NCGA: Consider export market consequences while planning for planting
In light of ongoing disruptions of corn shipments to China, the National Corn Growers Association urges members to examine the traits approved in export markets prior to planting. With current gaps in trait approvals abroad, farmers should make well-informed planting decisions to avoid potentially difficult situations should elevators again decide not to accept corn with these traits at harvest.
NCGA offers Know Before You Grow, an online resource with information on the approval status of all major corn traits in export markets, to help farmers searching tools to aid them in their decision-making process. Hosted on NCGA’s website, this frequently updated source provides a comprehensive look at this vital information in an easily accessible format.
NCGA reminds growers that corn used in ethanol production also often enters export streams as distillers dried grains, a valuable feed ingredient gaining popularity in China and other export markets. While planting decisions involve a multitude of factors, it is import to factor in potential issues which could be faced marketing grain unapproved for markets supplied through elevators with which one does business.
Know Before You Grow stems from NCGA’s firm commitment to the principle that U.S.-grown biotech hybrids not intended for some export markets should not be placed into export channels. Because not all hybrids are approved for all export market uses, corn growers who are selling into sensitive markets like wet millers should select hybrids with the full knowledge of whether they are conventional, fully approved for export to major markets or not yet fully approved for those markets. Additionally, the Biotechnology Industry Organization hosts a comprehensive global approval status database found at www.biotradestatus.com.
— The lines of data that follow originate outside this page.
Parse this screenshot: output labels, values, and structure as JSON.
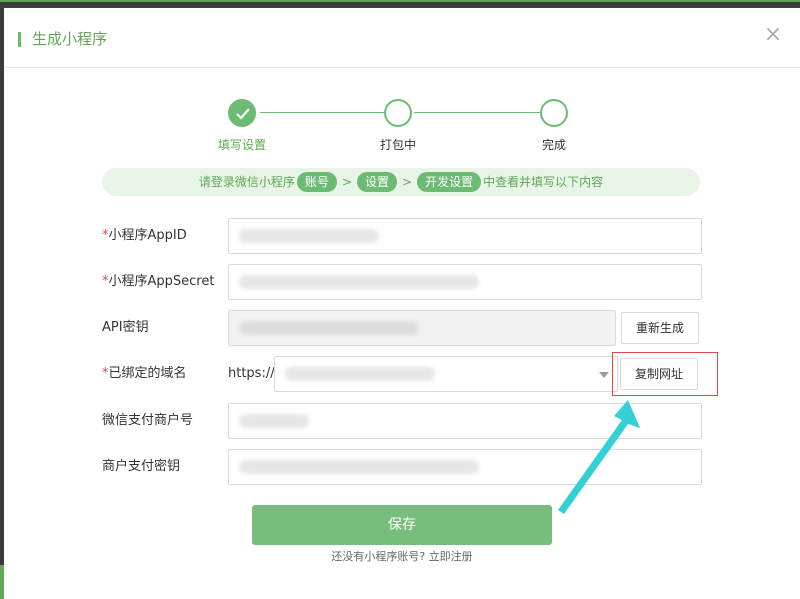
{
  "modal": {
    "title": "生成小程序",
    "close_symbol": "×"
  },
  "steps": [
    {
      "label": "填写设置",
      "state": "done"
    },
    {
      "label": "打包中",
      "state": "pending"
    },
    {
      "label": "完成",
      "state": "pending"
    }
  ],
  "hint": {
    "prefix": "请登录微信小程序",
    "pill1": "账号",
    "sep1": ">",
    "pill2": "设置",
    "sep2": ">",
    "pill3": "开发设置",
    "suffix": "中查看并填写以下内容"
  },
  "form": {
    "appid_label": "小程序AppID",
    "appsecret_label": "小程序AppSecret",
    "apikey_label": "API密钥",
    "regen_button": "重新生成",
    "domain_label": "已绑定的域名",
    "domain_prefix": "https://",
    "copy_button": "复制网址",
    "mchid_label": "微信支付商户号",
    "paykey_label": "商户支付密钥",
    "required_mark": "*"
  },
  "actions": {
    "save": "保存",
    "register_text": "还没有小程序账号?",
    "register_link": "立即注册"
  },
  "colors": {
    "accent": "#6cbb72",
    "required": "#e04848",
    "arrow": "#33d1d6"
  }
}
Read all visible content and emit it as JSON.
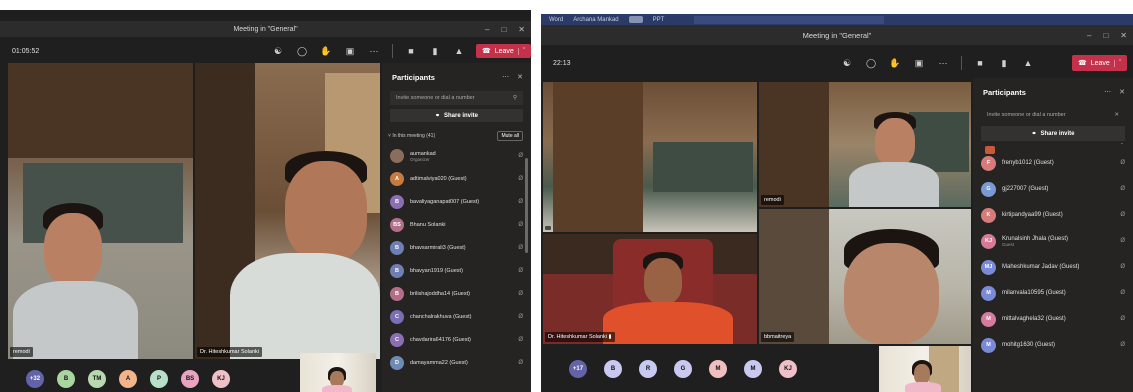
{
  "left": {
    "window_title": "Meeting in \"General\"",
    "timer": "01:05:52",
    "leave_label": "Leave",
    "panel": {
      "title": "Participants",
      "invite_placeholder": "Invite someone or dial a number",
      "share_label": "Share invite",
      "in_meeting_label": "In this meeting (41)",
      "mute_all_label": "Mute all",
      "participants": [
        {
          "initials": "",
          "name": "aumankad",
          "sub": "Organizer",
          "color": "#8a6d5c"
        },
        {
          "initials": "A",
          "name": "adtimalviya020 (Guest)",
          "sub": "",
          "color": "#c97a3e"
        },
        {
          "initials": "B",
          "name": "bavaliyaganapat007 (Guest)",
          "sub": "",
          "color": "#8b6fb3"
        },
        {
          "initials": "BS",
          "name": "Bhanu Solanki",
          "sub": "",
          "color": "#b36f8a"
        },
        {
          "initials": "B",
          "name": "bhavsarmirali3 (Guest)",
          "sub": "",
          "color": "#6f7fb3"
        },
        {
          "initials": "B",
          "name": "bhavyan1919 (Guest)",
          "sub": "",
          "color": "#6f7fb3"
        },
        {
          "initials": "B",
          "name": "brilishajoddha14 (Guest)",
          "sub": "",
          "color": "#b36f8a"
        },
        {
          "initials": "C",
          "name": "chanchalrakhuva (Guest)",
          "sub": "",
          "color": "#7a6fb3"
        },
        {
          "initials": "C",
          "name": "chavdarira64176 (Guest)",
          "sub": "",
          "color": "#8a6fb3"
        },
        {
          "initials": "D",
          "name": "damayamma22 (Guest)",
          "sub": "",
          "color": "#6f8ab3"
        }
      ]
    },
    "videos": {
      "tile1_label": "remodi",
      "tile2_label": "Dr. Hiteshkumar Solanki"
    },
    "bottom_avatars": [
      {
        "initials": "+32",
        "color": "#6264a7"
      },
      {
        "initials": "B",
        "color": "#a8d5a0"
      },
      {
        "initials": "TM",
        "color": "#b8d8b0"
      },
      {
        "initials": "A",
        "color": "#f2b48a"
      },
      {
        "initials": "P",
        "color": "#b8e0c8"
      },
      {
        "initials": "BS",
        "color": "#e8a4c0"
      },
      {
        "initials": "KJ",
        "color": "#f0c0c8"
      }
    ]
  },
  "right": {
    "os_tabs": [
      "Word",
      "Archana Mankad",
      "PPT"
    ],
    "window_title": "Meeting in \"General\"",
    "timer": "22:13",
    "leave_label": "Leave",
    "panel": {
      "title": "Participants",
      "invite_placeholder": "Invite someone or dial a number",
      "share_label": "Share invite",
      "participants": [
        {
          "initials": "F",
          "name": "frenyb1012 (Guest)",
          "sub": "",
          "color": "#d67a7a"
        },
        {
          "initials": "G",
          "name": "gj227007 (Guest)",
          "sub": "",
          "color": "#7a9ad6"
        },
        {
          "initials": "K",
          "name": "kirtipandyaa99 (Guest)",
          "sub": "",
          "color": "#d67a7a"
        },
        {
          "initials": "KJ",
          "name": "Krunalsinh Jhala (Guest)",
          "sub": "Guest",
          "color": "#d67a9a"
        },
        {
          "initials": "MJ",
          "name": "Maheshkumar Jadav (Guest)",
          "sub": "",
          "color": "#7a8ad6"
        },
        {
          "initials": "M",
          "name": "milanvala10595 (Guest)",
          "sub": "",
          "color": "#7a8ad6"
        },
        {
          "initials": "M",
          "name": "mittalvaghela32 (Guest)",
          "sub": "",
          "color": "#d67aa0"
        },
        {
          "initials": "M",
          "name": "mohitg1630 (Guest)",
          "sub": "",
          "color": "#7a8ad6"
        }
      ]
    },
    "videos": {
      "tile1_label": "",
      "tile2_label": "remodi",
      "tile3_label": "Dr. Hiteshkumar Solanki",
      "tile4_label": "bbmaitreya"
    },
    "bottom_avatars": [
      {
        "initials": "+17",
        "color": "#6264a7"
      },
      {
        "initials": "B",
        "color": "#c8c8f0"
      },
      {
        "initials": "R",
        "color": "#c8c8f0"
      },
      {
        "initials": "G",
        "color": "#c8c8f0"
      },
      {
        "initials": "M",
        "color": "#f0c0c0"
      },
      {
        "initials": "M",
        "color": "#c8c8f0"
      },
      {
        "initials": "KJ",
        "color": "#f0c0c8"
      }
    ]
  }
}
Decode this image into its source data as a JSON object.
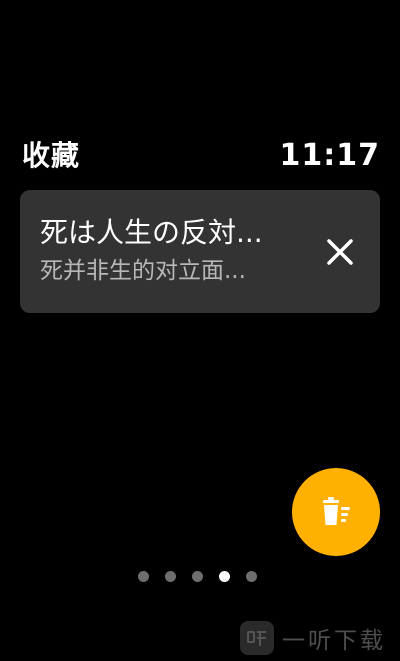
{
  "header": {
    "title": "收藏",
    "time": "11:17"
  },
  "favorites": [
    {
      "primary": "死は人生の反対...",
      "secondary": "死并非生的对立面..."
    }
  ],
  "icons": {
    "remove": "close-icon",
    "fab": "clear-all-icon"
  },
  "pager": {
    "count": 5,
    "active_index": 3
  },
  "colors": {
    "background": "#000000",
    "card": "#333333",
    "accent": "#ffb000",
    "secondary_text": "#b8b8b8"
  },
  "watermark": {
    "text": "一听下载"
  }
}
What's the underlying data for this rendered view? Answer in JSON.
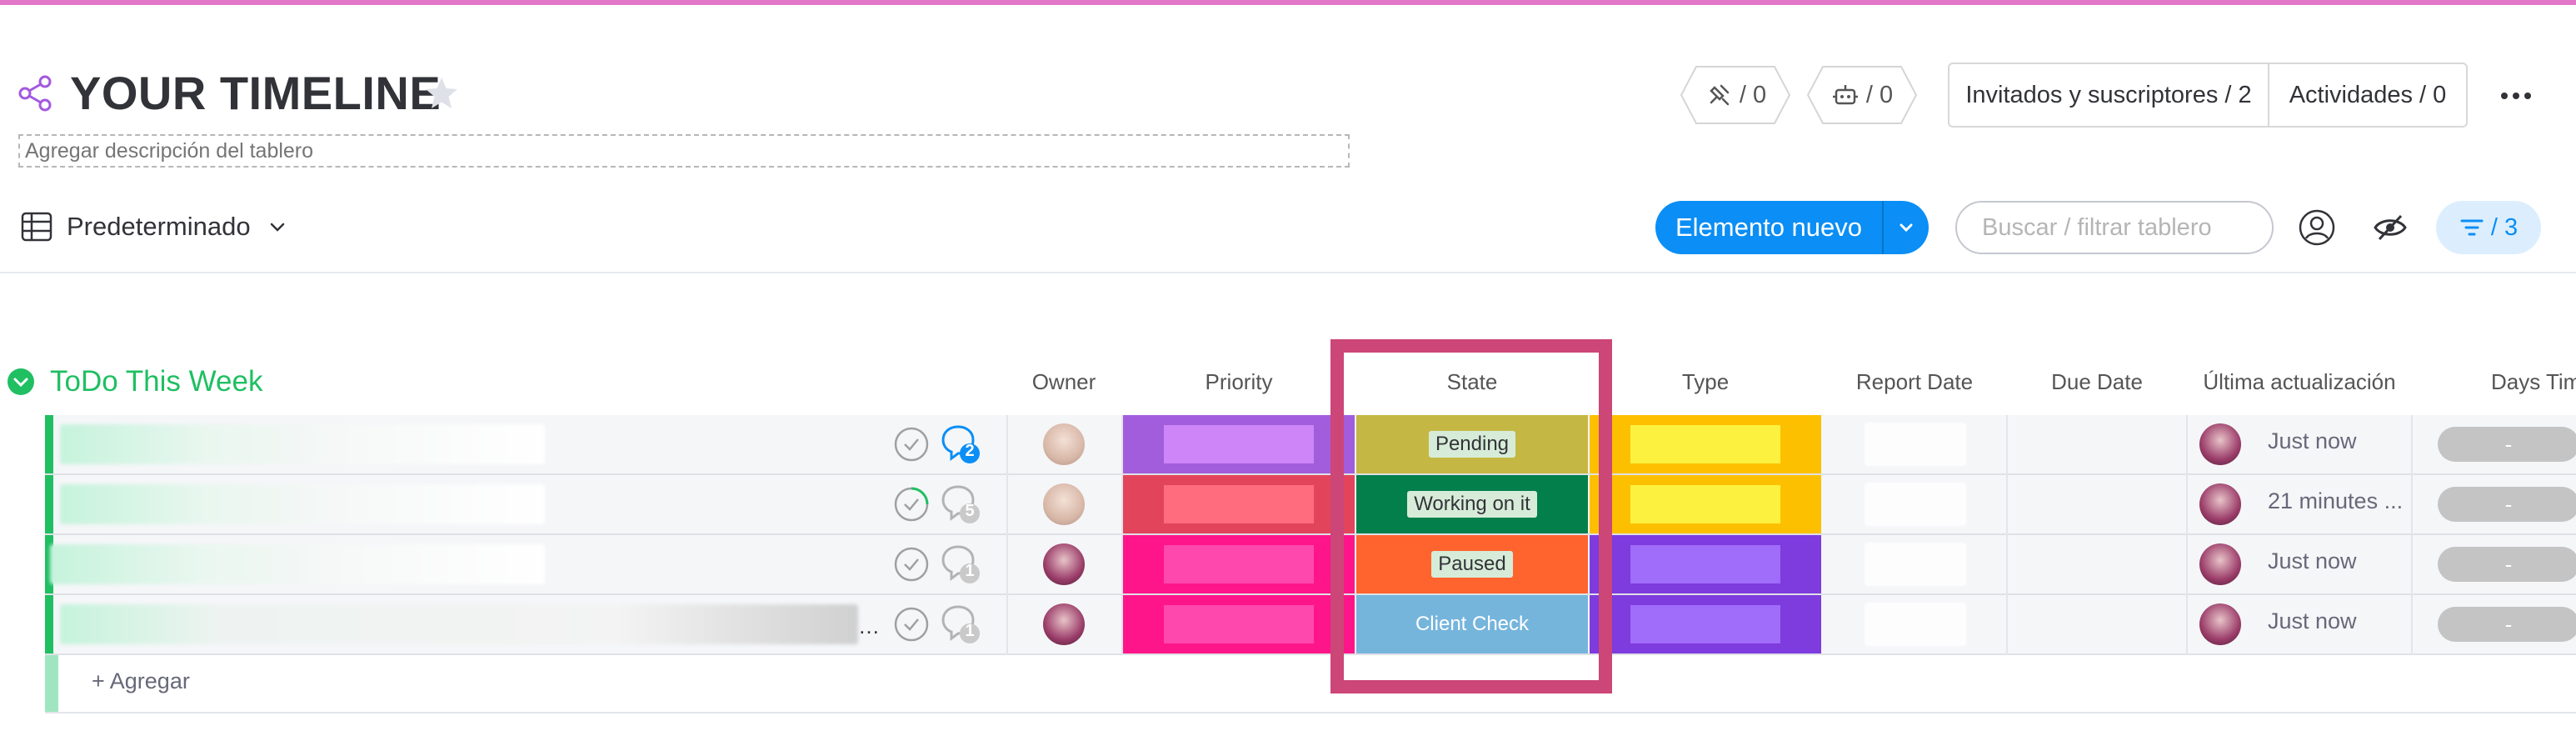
{
  "board": {
    "title": "YOUR TIMELINE",
    "description_placeholder": "Agregar descripción del tablero",
    "integrations_count": "/ 0",
    "automations_count": "/ 0",
    "guests_label": "Invitados y suscriptores / 2",
    "activity_label": "Actividades / 0"
  },
  "view": {
    "name": "Predeterminado",
    "new_item_label": "Elemento nuevo",
    "search_placeholder": "Buscar / filtrar tablero",
    "filter_count": "/ 3"
  },
  "group": {
    "title": "ToDo This Week",
    "color": "#1fbf62",
    "add_label": "+ Agregar"
  },
  "columns": [
    "Owner",
    "Priority",
    "State",
    "Type",
    "Report Date",
    "Due Date",
    "Última actualización",
    "Days Tim"
  ],
  "rows": [
    {
      "updates": "2",
      "state": "Pending",
      "updated": "Just now",
      "days": "-",
      "priority_color": "#a25ddc",
      "priority_inner": "#cd85f7",
      "state_color": "#c4b743",
      "state_text_bg": "#d7ecd8",
      "type_color": "#fdc000",
      "type_inner": "#fdf140"
    },
    {
      "updates": "5",
      "state": "Working on it",
      "updated": "21 minutes ...",
      "days": "-",
      "priority_color": "#e2445c",
      "priority_inner": "#ff6c7e",
      "state_color": "#037f4c",
      "state_text_bg": "#d7ecd8",
      "type_color": "#fdc000",
      "type_inner": "#fdf140"
    },
    {
      "updates": "1",
      "state": "Paused",
      "updated": "Just now",
      "days": "-",
      "priority_color": "#ff158a",
      "priority_inner": "#ff48ad",
      "state_color": "#ff642e",
      "state_text_bg": "#d7ecd8",
      "type_color": "#7e3bdd",
      "type_inner": "#a06cfa"
    },
    {
      "updates": "1",
      "state": "Client Check",
      "updated": "Just now",
      "days": "-",
      "priority_color": "#ff158a",
      "priority_inner": "#ff48ad",
      "state_color": "#75b5dc",
      "state_text_bg": "#75b5dc",
      "type_color": "#7e3bdd",
      "type_inner": "#a06cfa"
    }
  ],
  "colors": {
    "accent": "#0b8ef5",
    "highlight": "#cc4677",
    "topline": "#e277c8"
  },
  "icons": [
    "share-icon",
    "star-icon",
    "integrations-icon",
    "robot-icon",
    "more-icon",
    "table-icon",
    "chevron-down-icon",
    "person-icon",
    "eye-off-icon",
    "filter-icon",
    "check-icon",
    "update-bubble-icon",
    "avatar"
  ]
}
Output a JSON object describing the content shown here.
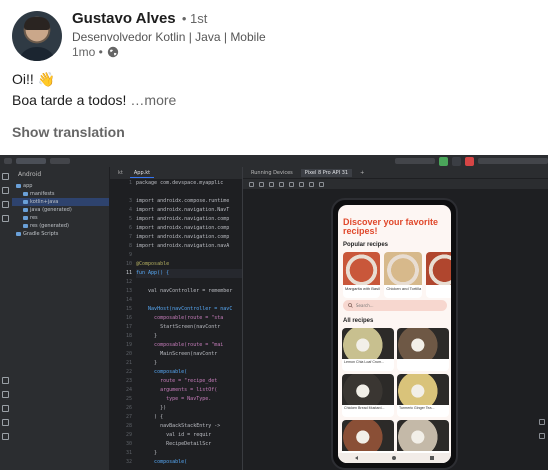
{
  "post": {
    "author_name": "Gustavo Alves",
    "connection_degree": "• 1st",
    "headline": "Desenvolvedor Kotlin | Java | Mobile",
    "posted_ago": "1mo •",
    "greeting": "Oi!! 👋",
    "body": "Boa tarde a todos!",
    "see_more": "…more",
    "show_translation": "Show translation"
  },
  "ide": {
    "project_view": "Android",
    "tree": [
      {
        "label": "app",
        "indent": 0
      },
      {
        "label": "manifests",
        "indent": 1
      },
      {
        "label": "kotlin+java",
        "indent": 1
      },
      {
        "label": "java (generated)",
        "indent": 1
      },
      {
        "label": "res",
        "indent": 1
      },
      {
        "label": "res (generated)",
        "indent": 1
      },
      {
        "label": "Gradle Scripts",
        "indent": 0
      }
    ],
    "editor_tab": "App.kt",
    "line_numbers": [
      "1",
      "",
      "3",
      "4",
      "5",
      "6",
      "7",
      "8",
      "9",
      "10",
      "11",
      "12",
      "13",
      "14",
      "15",
      "16",
      "17",
      "18",
      "19",
      "20",
      "21",
      "22",
      "23",
      "24",
      "25",
      "26",
      "27",
      "28",
      "29",
      "30",
      "31",
      "32"
    ],
    "code_lines": [
      "package com.devspace.myapplic",
      "",
      "import androidx.compose.runtime",
      "import androidx.navigation.NavT",
      "import androidx.navigation.comp",
      "import androidx.navigation.comp",
      "import androidx.navigation.comp",
      "import androidx.navigation.navA",
      "",
      "@Composable",
      "fun App() {",
      "",
      "    val navController = remember",
      "",
      "    NavHost(navController = navC",
      "      composable(route = \"sta",
      "        StartScreen(navContr",
      "      }",
      "      composable(route = \"mai",
      "        MainScreen(navContr",
      "      }",
      "      composable(",
      "        route = \"recipe_det",
      "        arguments = listOf(",
      "          type = NavType.",
      "        })",
      "      ) {",
      "        navBackStackEntry ->",
      "          val id = requir",
      "          RecipeDetailScr",
      "      }",
      "      composable("
    ],
    "running_devices_tab": "Running Devices",
    "device_tab": "Pixel 8 Pro API 31"
  },
  "app": {
    "title": "Discover your favorite recipes!",
    "popular_heading": "Popular recipes",
    "popular": [
      {
        "label": "Margarita with Basil an...",
        "color": "#c9573a"
      },
      {
        "label": "Chicken and Tortilla Bo...",
        "color": "#d7b98b"
      },
      {
        "label": "",
        "color": "#b0462e"
      }
    ],
    "search_placeholder": "Search...",
    "all_heading": "All recipes",
    "all": [
      {
        "label": "Lemon Chia Loaf Crum...",
        "color": "#c8c08f"
      },
      {
        "label": "",
        "color": "#6e5845"
      },
      {
        "label": "Chicken Bread Mustard...",
        "color": "#3a3632"
      },
      {
        "label": "Turmeric Ginger Tea...",
        "color": "#d9c37a"
      },
      {
        "label": "",
        "color": "#8a4f36"
      },
      {
        "label": "",
        "color": "#c4b9a8"
      }
    ]
  },
  "colors": {
    "ide_bg": "#1e1f22",
    "ide_panel": "#2b2d30",
    "app_accent": "#e0482b",
    "app_bg": "#fdf6f3"
  }
}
Growers should read their grower agreements before planting and communicate with their grain buyers. This is why NCGA works with technology providers to publicize regular updates on the approval status of these events. Regardless of export status, there is an ample market for U.S. biotech corn.